**Task statement:**
Once the pictures are removed, return each record below exactly as written.

Dataset rows describing interfaces
_ _ _ _ _
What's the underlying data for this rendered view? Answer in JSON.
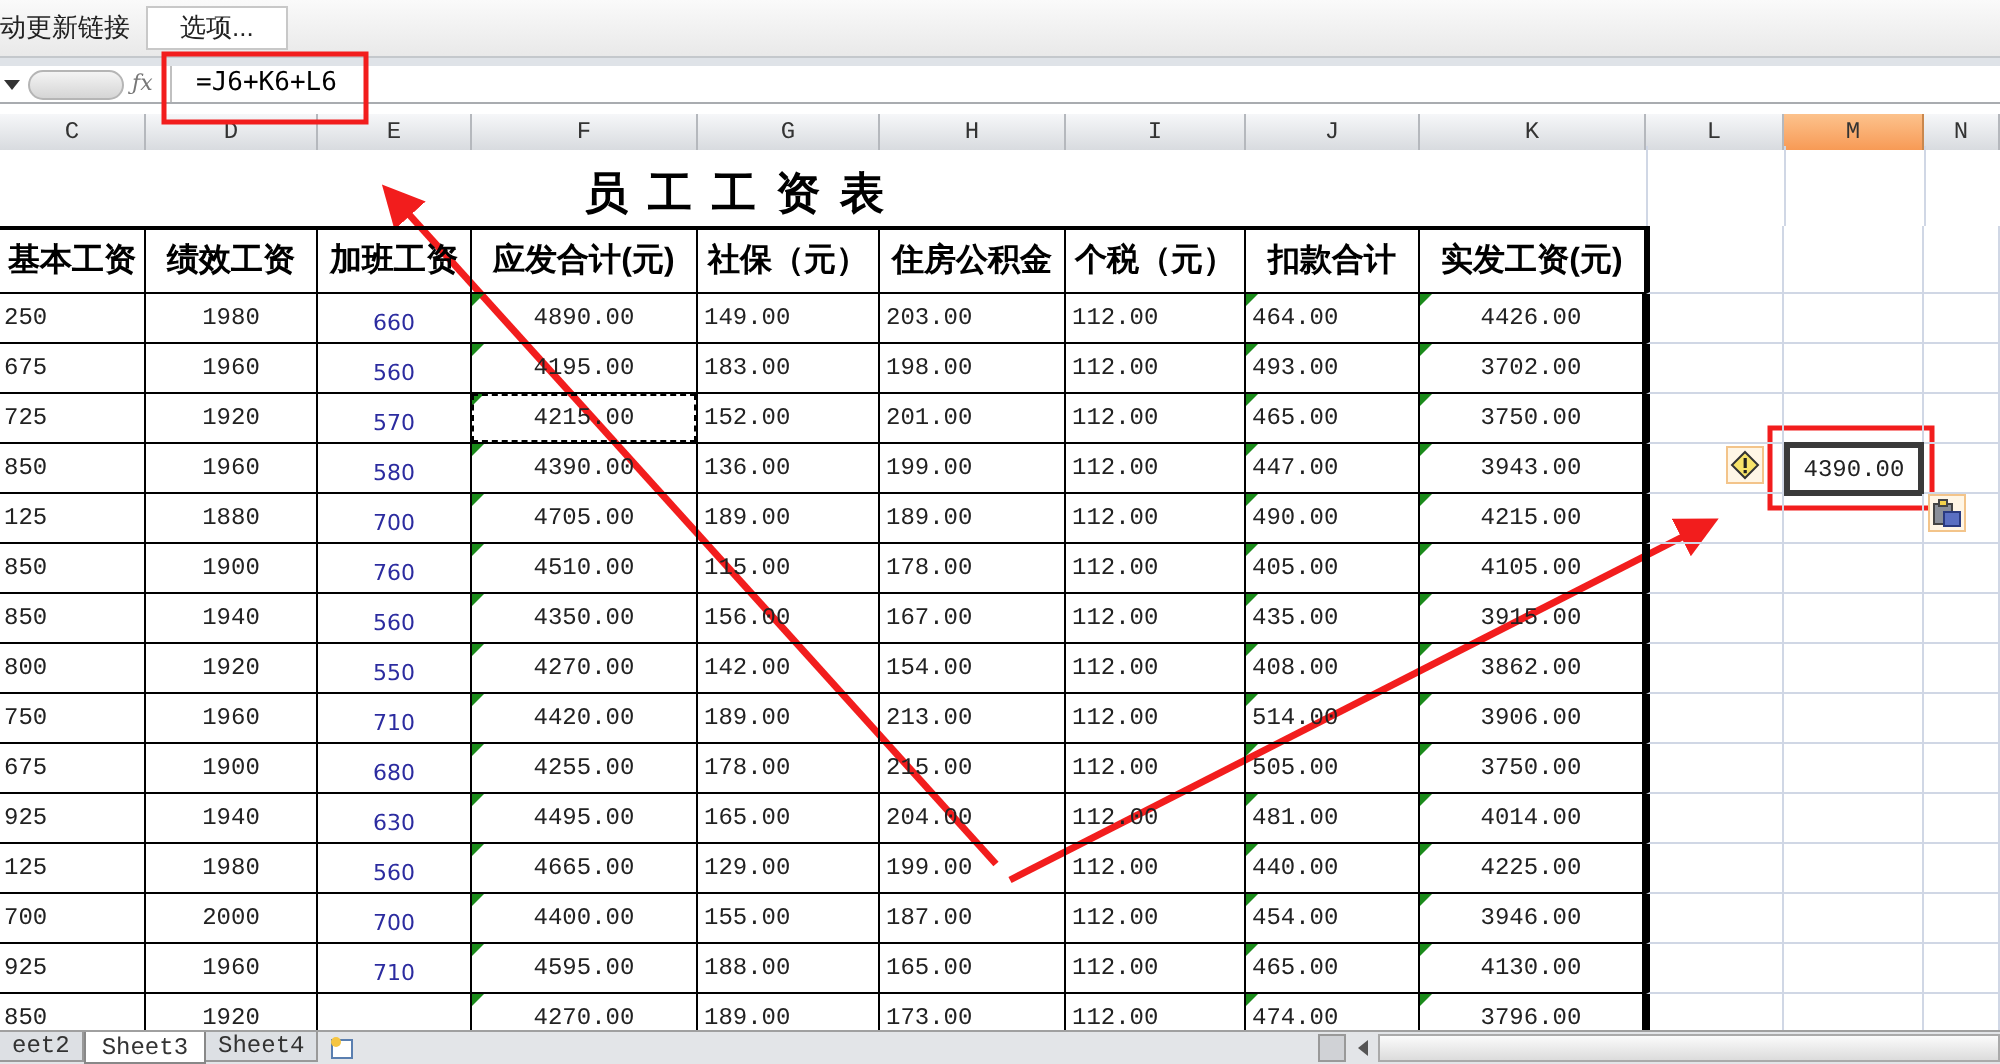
{
  "toolbar": {
    "label": "动更新链接",
    "button": "选项..."
  },
  "formula_bar": {
    "fx_label": "ƒx",
    "formula": "=J6+K6+L6"
  },
  "columns": [
    {
      "label": "C",
      "selected": false
    },
    {
      "label": "D",
      "selected": false
    },
    {
      "label": "E",
      "selected": false
    },
    {
      "label": "F",
      "selected": false,
      "flagged": true
    },
    {
      "label": "G",
      "selected": false
    },
    {
      "label": "H",
      "selected": false
    },
    {
      "label": "I",
      "selected": false
    },
    {
      "label": "J",
      "selected": false,
      "flagged": true
    },
    {
      "label": "K",
      "selected": false,
      "flagged": true
    },
    {
      "label": "L",
      "selected": false
    },
    {
      "label": "M",
      "selected": true
    },
    {
      "label": "N",
      "selected": false
    }
  ],
  "sheet_title": "员工工资表",
  "table": {
    "headers": [
      "基本工资",
      "绩效工资",
      "加班工资",
      "应发合计(元)",
      "社保（元）",
      "住房公积金",
      "个税（元）",
      "扣款合计",
      "实发工资(元)"
    ],
    "rows": [
      {
        "cells": {
          "C": "250",
          "D": "1980",
          "E": "660",
          "F": "4890.00",
          "G": "149.00",
          "H": "203.00",
          "I": "112.00",
          "J": "464.00",
          "K": "4426.00"
        }
      },
      {
        "cells": {
          "C": "675",
          "D": "1960",
          "E": "560",
          "F": "4195.00",
          "G": "183.00",
          "H": "198.00",
          "I": "112.00",
          "J": "493.00",
          "K": "3702.00"
        }
      },
      {
        "cells": {
          "C": "725",
          "D": "1920",
          "E": "570",
          "F": {
            "value": "4215.00",
            "marquee": true
          },
          "G": "152.00",
          "H": "201.00",
          "I": "112.00",
          "J": "465.00",
          "K": "3750.00"
        }
      },
      {
        "cells": {
          "C": "850",
          "D": "1960",
          "E": "580",
          "F": "4390.00",
          "G": "136.00",
          "H": "199.00",
          "I": "112.00",
          "J": "447.00",
          "K": "3943.00",
          "M": "4390.00"
        },
        "warning": true
      },
      {
        "cells": {
          "C": "125",
          "D": "1880",
          "E": "700",
          "F": "4705.00",
          "G": "189.00",
          "H": "189.00",
          "I": "112.00",
          "J": "490.00",
          "K": "4215.00"
        },
        "paste_options": true
      },
      {
        "cells": {
          "C": "850",
          "D": "1900",
          "E": "760",
          "F": "4510.00",
          "G": "115.00",
          "H": "178.00",
          "I": "112.00",
          "J": "405.00",
          "K": "4105.00"
        }
      },
      {
        "cells": {
          "C": "850",
          "D": "1940",
          "E": "560",
          "F": "4350.00",
          "G": "156.00",
          "H": "167.00",
          "I": "112.00",
          "J": "435.00",
          "K": "3915.00"
        }
      },
      {
        "cells": {
          "C": "800",
          "D": "1920",
          "E": "550",
          "F": "4270.00",
          "G": "142.00",
          "H": "154.00",
          "I": "112.00",
          "J": "408.00",
          "K": "3862.00"
        }
      },
      {
        "cells": {
          "C": "750",
          "D": "1960",
          "E": "710",
          "F": "4420.00",
          "G": "189.00",
          "H": "213.00",
          "I": "112.00",
          "J": "514.00",
          "K": "3906.00"
        }
      },
      {
        "cells": {
          "C": "675",
          "D": "1900",
          "E": "680",
          "F": "4255.00",
          "G": "178.00",
          "H": "215.00",
          "I": "112.00",
          "J": "505.00",
          "K": "3750.00"
        }
      },
      {
        "cells": {
          "C": "925",
          "D": "1940",
          "E": "630",
          "F": "4495.00",
          "G": "165.00",
          "H": "204.00",
          "I": "112.00",
          "J": "481.00",
          "K": "4014.00"
        }
      },
      {
        "cells": {
          "C": "125",
          "D": "1980",
          "E": "560",
          "F": "4665.00",
          "G": "129.00",
          "H": "199.00",
          "I": "112.00",
          "J": "440.00",
          "K": "4225.00"
        }
      },
      {
        "cells": {
          "C": "700",
          "D": "2000",
          "E": "700",
          "F": "4400.00",
          "G": "155.00",
          "H": "187.00",
          "I": "112.00",
          "J": "454.00",
          "K": "3946.00"
        }
      },
      {
        "cells": {
          "C": "925",
          "D": "1960",
          "E": "710",
          "F": "4595.00",
          "G": "188.00",
          "H": "165.00",
          "I": "112.00",
          "J": "465.00",
          "K": "4130.00"
        }
      },
      {
        "cells": {
          "C": "850",
          "D": "1920",
          "F": "4270.00",
          "G": "189.00",
          "H": "173.00",
          "I": "112.00",
          "J": "474.00",
          "K": "3796.00"
        }
      }
    ]
  },
  "sheet_tabs": [
    {
      "label": "eet2",
      "selected": false
    },
    {
      "label": "Sheet3",
      "selected": true
    },
    {
      "label": "Sheet4",
      "selected": false
    }
  ]
}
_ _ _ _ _
**Answer to this exercise:**
What's the underlying data for this rendered view? Answer in JSON.
{
  "toolbar": {
    "label": "动更新链接",
    "button": "选项..."
  },
  "formula_bar": {
    "fx_label": "ƒx",
    "formula": "=J6+K6+L6"
  },
  "columns": [
    {
      "label": "C",
      "selected": false
    },
    {
      "label": "D",
      "selected": false
    },
    {
      "label": "E",
      "selected": false
    },
    {
      "label": "F",
      "selected": false,
      "flagged": true
    },
    {
      "label": "G",
      "selected": false
    },
    {
      "label": "H",
      "selected": false
    },
    {
      "label": "I",
      "selected": false
    },
    {
      "label": "J",
      "selected": false,
      "flagged": true
    },
    {
      "label": "K",
      "selected": false,
      "flagged": true
    },
    {
      "label": "L",
      "selected": false
    },
    {
      "label": "M",
      "selected": true
    },
    {
      "label": "N",
      "selected": false
    }
  ],
  "sheet_title": "员工工资表",
  "table": {
    "headers": [
      "基本工资",
      "绩效工资",
      "加班工资",
      "应发合计(元)",
      "社保（元）",
      "住房公积金",
      "个税（元）",
      "扣款合计",
      "实发工资(元)"
    ],
    "rows": [
      {
        "cells": {
          "C": "250",
          "D": "1980",
          "E": "660",
          "F": "4890.00",
          "G": "149.00",
          "H": "203.00",
          "I": "112.00",
          "J": "464.00",
          "K": "4426.00"
        }
      },
      {
        "cells": {
          "C": "675",
          "D": "1960",
          "E": "560",
          "F": "4195.00",
          "G": "183.00",
          "H": "198.00",
          "I": "112.00",
          "J": "493.00",
          "K": "3702.00"
        }
      },
      {
        "cells": {
          "C": "725",
          "D": "1920",
          "E": "570",
          "F": {
            "value": "4215.00",
            "marquee": true
          },
          "G": "152.00",
          "H": "201.00",
          "I": "112.00",
          "J": "465.00",
          "K": "3750.00"
        }
      },
      {
        "cells": {
          "C": "850",
          "D": "1960",
          "E": "580",
          "F": "4390.00",
          "G": "136.00",
          "H": "199.00",
          "I": "112.00",
          "J": "447.00",
          "K": "3943.00",
          "M": "4390.00"
        },
        "warning": true
      },
      {
        "cells": {
          "C": "125",
          "D": "1880",
          "E": "700",
          "F": "4705.00",
          "G": "189.00",
          "H": "189.00",
          "I": "112.00",
          "J": "490.00",
          "K": "4215.00"
        },
        "paste_options": true
      },
      {
        "cells": {
          "C": "850",
          "D": "1900",
          "E": "760",
          "F": "4510.00",
          "G": "115.00",
          "H": "178.00",
          "I": "112.00",
          "J": "405.00",
          "K": "4105.00"
        }
      },
      {
        "cells": {
          "C": "850",
          "D": "1940",
          "E": "560",
          "F": "4350.00",
          "G": "156.00",
          "H": "167.00",
          "I": "112.00",
          "J": "435.00",
          "K": "3915.00"
        }
      },
      {
        "cells": {
          "C": "800",
          "D": "1920",
          "E": "550",
          "F": "4270.00",
          "G": "142.00",
          "H": "154.00",
          "I": "112.00",
          "J": "408.00",
          "K": "3862.00"
        }
      },
      {
        "cells": {
          "C": "750",
          "D": "1960",
          "E": "710",
          "F": "4420.00",
          "G": "189.00",
          "H": "213.00",
          "I": "112.00",
          "J": "514.00",
          "K": "3906.00"
        }
      },
      {
        "cells": {
          "C": "675",
          "D": "1900",
          "E": "680",
          "F": "4255.00",
          "G": "178.00",
          "H": "215.00",
          "I": "112.00",
          "J": "505.00",
          "K": "3750.00"
        }
      },
      {
        "cells": {
          "C": "925",
          "D": "1940",
          "E": "630",
          "F": "4495.00",
          "G": "165.00",
          "H": "204.00",
          "I": "112.00",
          "J": "481.00",
          "K": "4014.00"
        }
      },
      {
        "cells": {
          "C": "125",
          "D": "1980",
          "E": "560",
          "F": "4665.00",
          "G": "129.00",
          "H": "199.00",
          "I": "112.00",
          "J": "440.00",
          "K": "4225.00"
        }
      },
      {
        "cells": {
          "C": "700",
          "D": "2000",
          "E": "700",
          "F": "4400.00",
          "G": "155.00",
          "H": "187.00",
          "I": "112.00",
          "J": "454.00",
          "K": "3946.00"
        }
      },
      {
        "cells": {
          "C": "925",
          "D": "1960",
          "E": "710",
          "F": "4595.00",
          "G": "188.00",
          "H": "165.00",
          "I": "112.00",
          "J": "465.00",
          "K": "4130.00"
        }
      },
      {
        "cells": {
          "C": "850",
          "D": "1920",
          "F": "4270.00",
          "G": "189.00",
          "H": "173.00",
          "I": "112.00",
          "J": "474.00",
          "K": "3796.00"
        }
      }
    ]
  },
  "sheet_tabs": [
    {
      "label": "eet2",
      "selected": false
    },
    {
      "label": "Sheet3",
      "selected": true
    },
    {
      "label": "Sheet4",
      "selected": false
    }
  ]
}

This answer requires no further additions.